My sister Kandi and her family are going to be here in less than 3 hours. The second she gets through the door I think I’m going to time how long it is before she says, “You’re weird, Shae,” and rolls her eyes. It always happens and always feels like the worst insult.
I’ve found myself in the same kind of situation. My Dad once asked me (in a kind of frustrated desperation) “Why can’t you just be normal?” It stung.
I take comfort in the fact that my husband and my friends love the things about me that lead other people to say things like that.
I have kind of the opposite. My parents are the overly supportive type. My mom’s the extra weird lady who will randomly tell strangers about the weird things that I do. I remember sitting at a restaurant a few years back and the waiter came to take our order and she looks at him and says “she has her tongue pierced” — it wasn’t an advisement. It’s been pierced for 12 years. She just likes bragging about my strangeness.
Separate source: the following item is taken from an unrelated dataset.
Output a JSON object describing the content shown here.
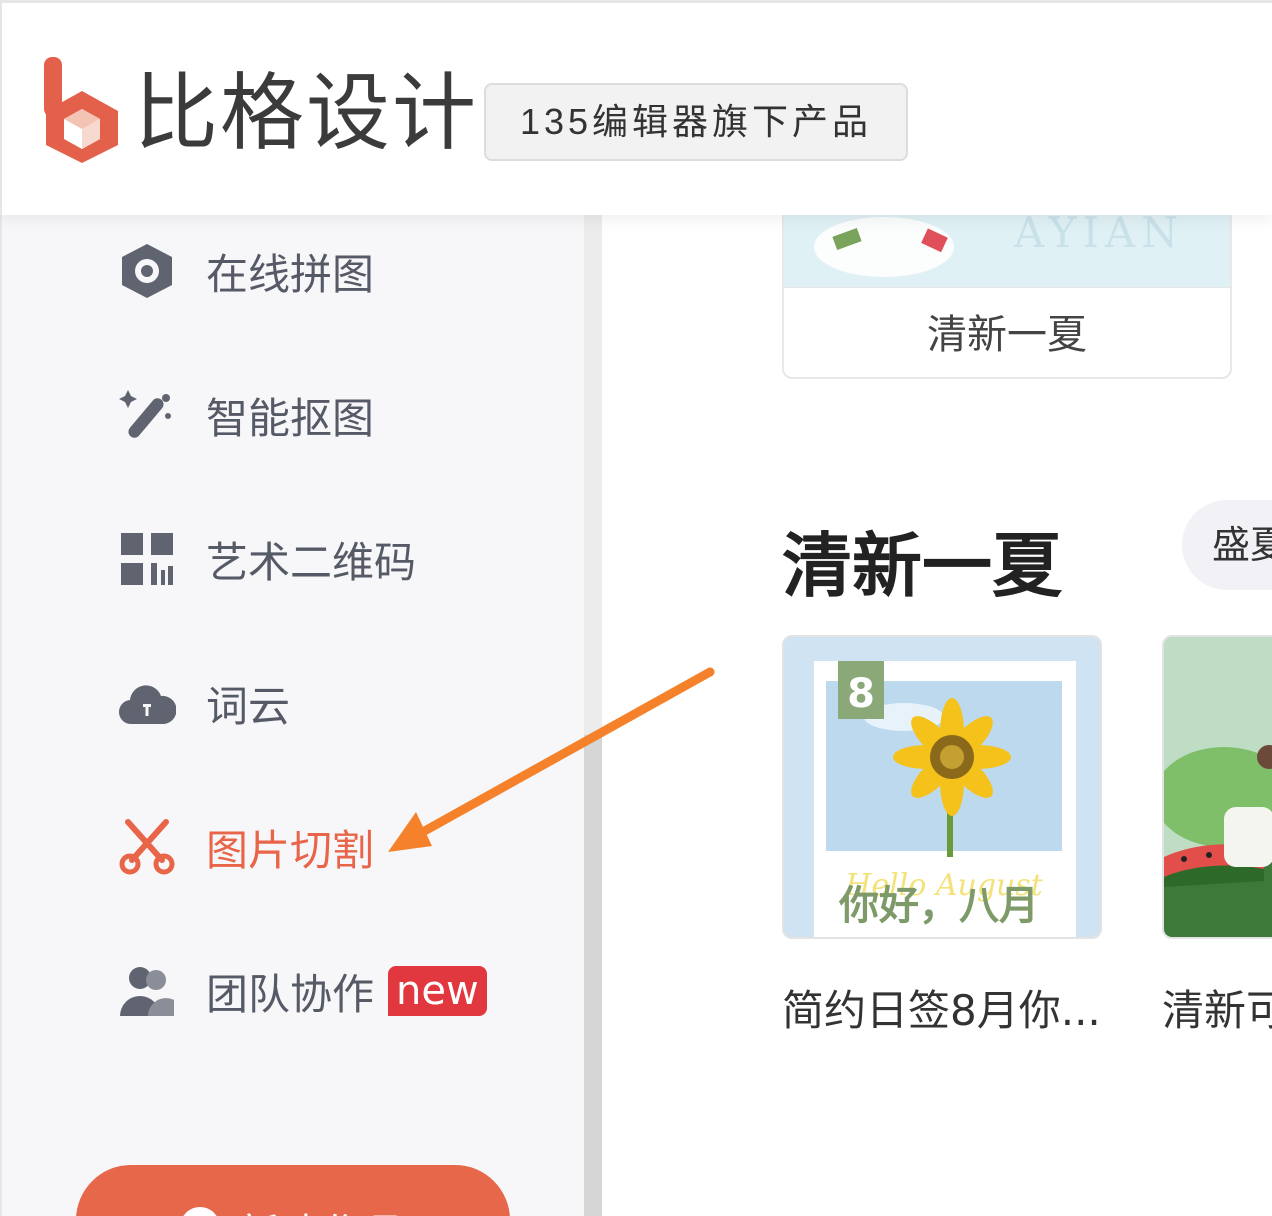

Which is sweet, but equally awkward.
Verbal abuse and controlling behaviors are deeply damaging, because there is nothing overt, no name calling, no fists flying, This person knows you’d never stand for that, so he (or she) has to resort to more subtle tactics to gain control.
My (blessedly ex-)stepfather was like this.
He was a master of it. In fact, he was so good at it that you didn’t realize that he was manipulating you.
You came to accept his way of thinking because there was no other choice.
I have often said that I wish he would have just hit us, because that would have been clearly wrong. But instead he made us doubt ourselves, think less of ourselves, and accept that everyone else was the problem, not him.
It has taken years to get that part of my brain straightened out.
If you think this isn’t real, if you think it isn’t insidious, then please, come talk to me. I’ll be glad to explain it.
My mom was (is) like this. I haven’t spoken to her since 1992, and I get a knot in my stomach whenever I hear about this sort of thing.
I hate that we have this in common, but it’s probably part of the reason we’re siamese twins of the brain. So. There’s that at least. :)
I am the “break the cycle” personality in my family and so I refuse to put up with this kind of garbage anymore. It was difficult for the first few years that Ryan and I were together to endure this crap from his family. But finally he saw it my way, which is “you don’t have to take that” and once he believed it, he walked away. We maintained only the most peripheral contact with most of his family for the past 5 years, and I have to admit is was nice. It’s honestly amazing the kind of freedom you feel when you’re not under someone’s thumb. Although to most people it sounds “cold” and “mean” to walk away from your family - it’s sometimes the right thing to do.
This year, we’ve been slightly pulled back into the fray but we have set very clear boundaries and when they get tested, we walk away or hang up the phone. It’s like we’re training for the Emotionally Healthy Olympics. Fuck, it’s hard.